Exercise details:
Retrieve every line from the records in which the word "good" occurs.

(App and web page records)
____________________
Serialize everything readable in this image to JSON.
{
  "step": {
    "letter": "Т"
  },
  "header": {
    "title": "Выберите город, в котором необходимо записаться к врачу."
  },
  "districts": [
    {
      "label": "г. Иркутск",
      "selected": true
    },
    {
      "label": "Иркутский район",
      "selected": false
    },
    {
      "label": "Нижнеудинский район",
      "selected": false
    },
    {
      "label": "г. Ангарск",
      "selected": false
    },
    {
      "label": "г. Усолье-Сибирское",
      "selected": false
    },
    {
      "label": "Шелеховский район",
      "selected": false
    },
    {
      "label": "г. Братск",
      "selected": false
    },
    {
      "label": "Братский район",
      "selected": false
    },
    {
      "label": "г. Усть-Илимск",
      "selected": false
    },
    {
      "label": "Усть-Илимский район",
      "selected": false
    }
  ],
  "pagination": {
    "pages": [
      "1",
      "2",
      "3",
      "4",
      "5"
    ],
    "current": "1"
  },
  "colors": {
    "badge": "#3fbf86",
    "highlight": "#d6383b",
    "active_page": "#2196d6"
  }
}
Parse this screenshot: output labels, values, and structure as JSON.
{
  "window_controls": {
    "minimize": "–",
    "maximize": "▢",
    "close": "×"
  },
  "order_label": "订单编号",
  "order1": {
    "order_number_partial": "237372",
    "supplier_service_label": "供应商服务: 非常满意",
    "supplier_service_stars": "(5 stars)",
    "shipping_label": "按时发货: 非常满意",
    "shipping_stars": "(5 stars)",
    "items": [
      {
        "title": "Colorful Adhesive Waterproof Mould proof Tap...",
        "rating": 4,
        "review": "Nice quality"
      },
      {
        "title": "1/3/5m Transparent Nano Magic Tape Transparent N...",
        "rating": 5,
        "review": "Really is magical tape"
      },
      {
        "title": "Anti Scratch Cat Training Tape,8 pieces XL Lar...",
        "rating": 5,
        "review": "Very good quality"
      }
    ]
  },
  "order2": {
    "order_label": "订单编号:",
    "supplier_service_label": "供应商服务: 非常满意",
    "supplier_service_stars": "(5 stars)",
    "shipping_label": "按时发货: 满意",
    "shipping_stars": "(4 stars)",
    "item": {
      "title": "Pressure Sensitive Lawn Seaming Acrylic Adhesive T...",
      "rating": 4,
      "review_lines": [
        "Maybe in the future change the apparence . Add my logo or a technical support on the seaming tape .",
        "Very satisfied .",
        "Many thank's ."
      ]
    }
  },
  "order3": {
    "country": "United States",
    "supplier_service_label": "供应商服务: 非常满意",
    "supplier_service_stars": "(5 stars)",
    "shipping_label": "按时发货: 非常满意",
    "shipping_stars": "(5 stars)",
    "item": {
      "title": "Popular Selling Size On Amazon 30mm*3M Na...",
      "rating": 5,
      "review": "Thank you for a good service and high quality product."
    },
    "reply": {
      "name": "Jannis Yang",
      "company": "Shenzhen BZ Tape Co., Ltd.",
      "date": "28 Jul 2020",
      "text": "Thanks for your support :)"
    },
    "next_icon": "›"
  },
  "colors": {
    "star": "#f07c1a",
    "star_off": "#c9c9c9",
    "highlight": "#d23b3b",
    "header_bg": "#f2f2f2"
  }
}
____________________
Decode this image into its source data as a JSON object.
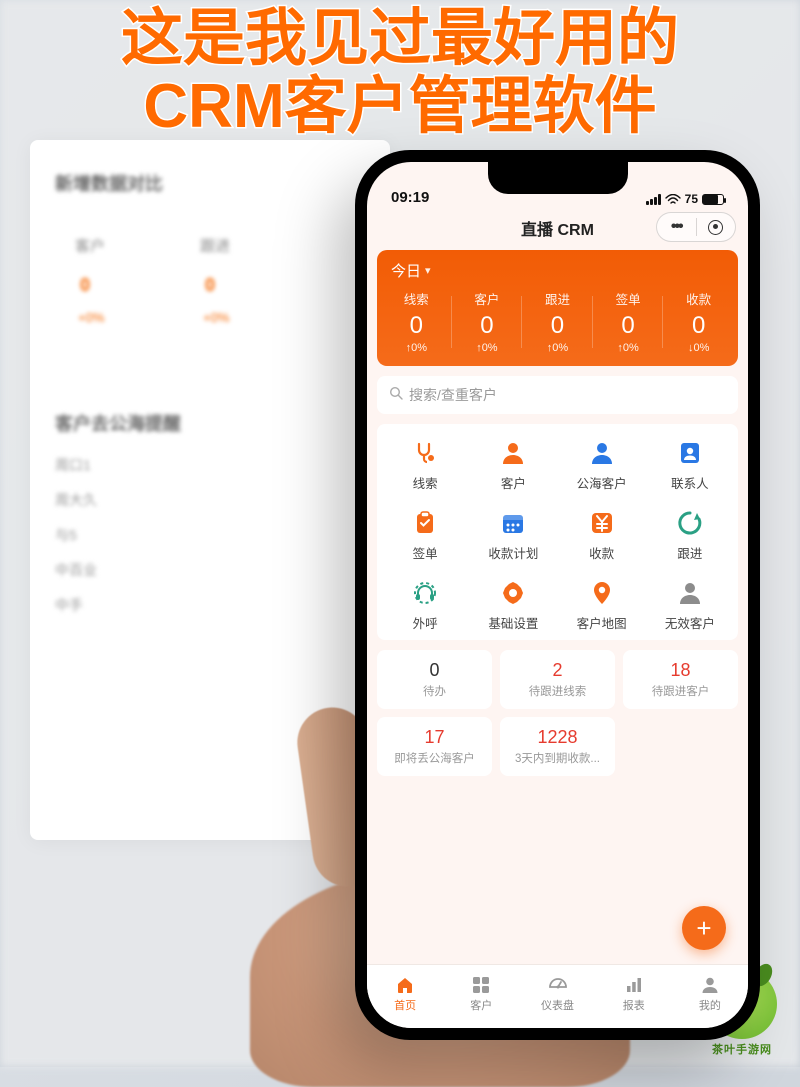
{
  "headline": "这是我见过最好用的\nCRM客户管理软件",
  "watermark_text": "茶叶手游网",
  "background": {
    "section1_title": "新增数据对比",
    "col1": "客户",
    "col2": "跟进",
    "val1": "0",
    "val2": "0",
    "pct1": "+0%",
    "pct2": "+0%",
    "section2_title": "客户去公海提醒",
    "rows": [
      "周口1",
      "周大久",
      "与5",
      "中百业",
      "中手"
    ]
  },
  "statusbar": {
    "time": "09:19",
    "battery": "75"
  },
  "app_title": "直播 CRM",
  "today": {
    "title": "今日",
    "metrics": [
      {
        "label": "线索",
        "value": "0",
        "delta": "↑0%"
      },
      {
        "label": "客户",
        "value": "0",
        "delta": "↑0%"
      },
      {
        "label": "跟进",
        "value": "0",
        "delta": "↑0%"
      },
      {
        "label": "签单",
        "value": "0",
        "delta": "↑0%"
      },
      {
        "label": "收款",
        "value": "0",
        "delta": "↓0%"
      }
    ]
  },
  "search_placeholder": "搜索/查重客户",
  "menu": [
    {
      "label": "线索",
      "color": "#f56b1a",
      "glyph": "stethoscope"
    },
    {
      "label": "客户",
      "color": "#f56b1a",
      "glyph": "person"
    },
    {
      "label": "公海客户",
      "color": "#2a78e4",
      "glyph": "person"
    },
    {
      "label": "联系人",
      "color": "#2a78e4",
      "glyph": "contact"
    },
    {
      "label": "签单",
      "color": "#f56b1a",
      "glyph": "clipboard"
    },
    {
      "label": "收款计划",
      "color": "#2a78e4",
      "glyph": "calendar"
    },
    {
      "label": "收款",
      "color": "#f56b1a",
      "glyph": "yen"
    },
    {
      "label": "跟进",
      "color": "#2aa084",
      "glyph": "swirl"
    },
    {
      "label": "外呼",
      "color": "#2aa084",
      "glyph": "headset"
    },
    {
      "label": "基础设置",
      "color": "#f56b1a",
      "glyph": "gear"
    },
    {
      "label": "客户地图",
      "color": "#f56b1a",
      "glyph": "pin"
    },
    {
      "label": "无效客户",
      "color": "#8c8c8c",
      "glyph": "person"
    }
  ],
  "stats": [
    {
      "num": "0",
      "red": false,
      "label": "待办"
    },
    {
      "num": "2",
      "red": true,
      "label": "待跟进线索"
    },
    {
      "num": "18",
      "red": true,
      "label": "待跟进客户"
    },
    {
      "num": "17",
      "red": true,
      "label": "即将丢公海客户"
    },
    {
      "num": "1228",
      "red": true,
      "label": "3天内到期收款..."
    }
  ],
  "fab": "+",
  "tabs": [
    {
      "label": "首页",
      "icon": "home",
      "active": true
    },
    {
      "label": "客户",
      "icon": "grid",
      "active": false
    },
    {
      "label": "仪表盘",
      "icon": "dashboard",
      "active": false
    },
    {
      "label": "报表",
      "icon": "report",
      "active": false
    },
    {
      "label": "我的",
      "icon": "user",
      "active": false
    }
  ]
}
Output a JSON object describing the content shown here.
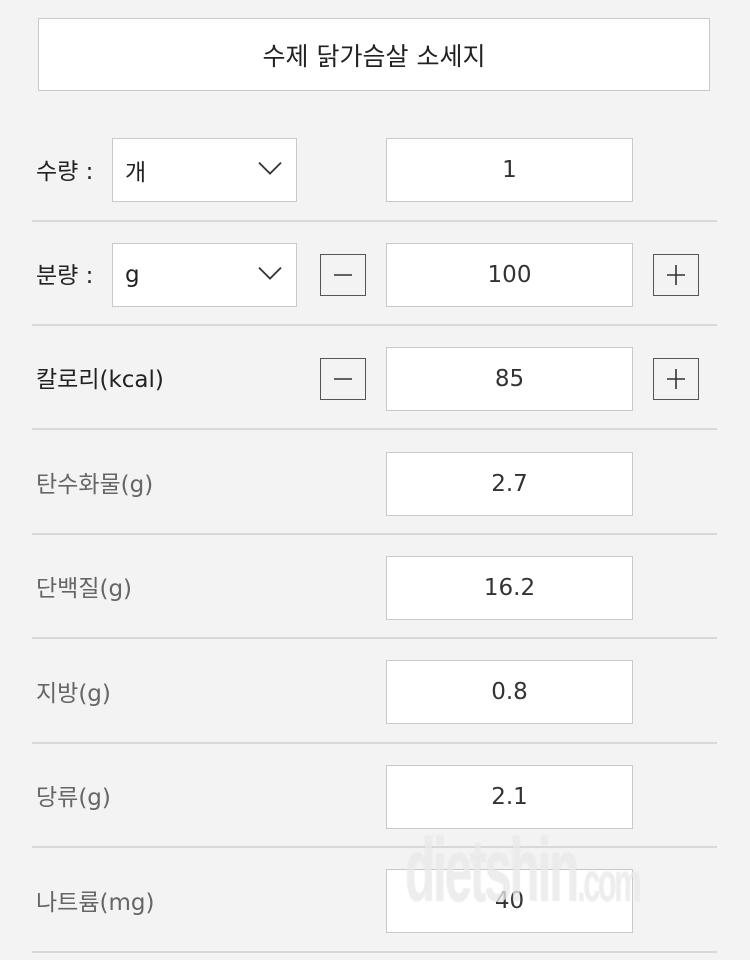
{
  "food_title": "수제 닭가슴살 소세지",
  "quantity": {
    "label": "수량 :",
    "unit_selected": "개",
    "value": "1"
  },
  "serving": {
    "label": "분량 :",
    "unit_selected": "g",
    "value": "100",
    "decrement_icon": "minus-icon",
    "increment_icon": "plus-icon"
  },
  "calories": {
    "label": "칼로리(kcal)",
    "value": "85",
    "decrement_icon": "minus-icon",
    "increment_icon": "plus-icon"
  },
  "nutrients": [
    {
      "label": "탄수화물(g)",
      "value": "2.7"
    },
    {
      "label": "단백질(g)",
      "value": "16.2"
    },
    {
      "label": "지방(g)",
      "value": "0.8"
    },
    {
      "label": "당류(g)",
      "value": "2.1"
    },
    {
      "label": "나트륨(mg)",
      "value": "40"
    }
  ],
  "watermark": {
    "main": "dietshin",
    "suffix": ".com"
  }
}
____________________
Your solution:
        "review": "Very good quality"
      "review": "Thank you for a good service and high quality product."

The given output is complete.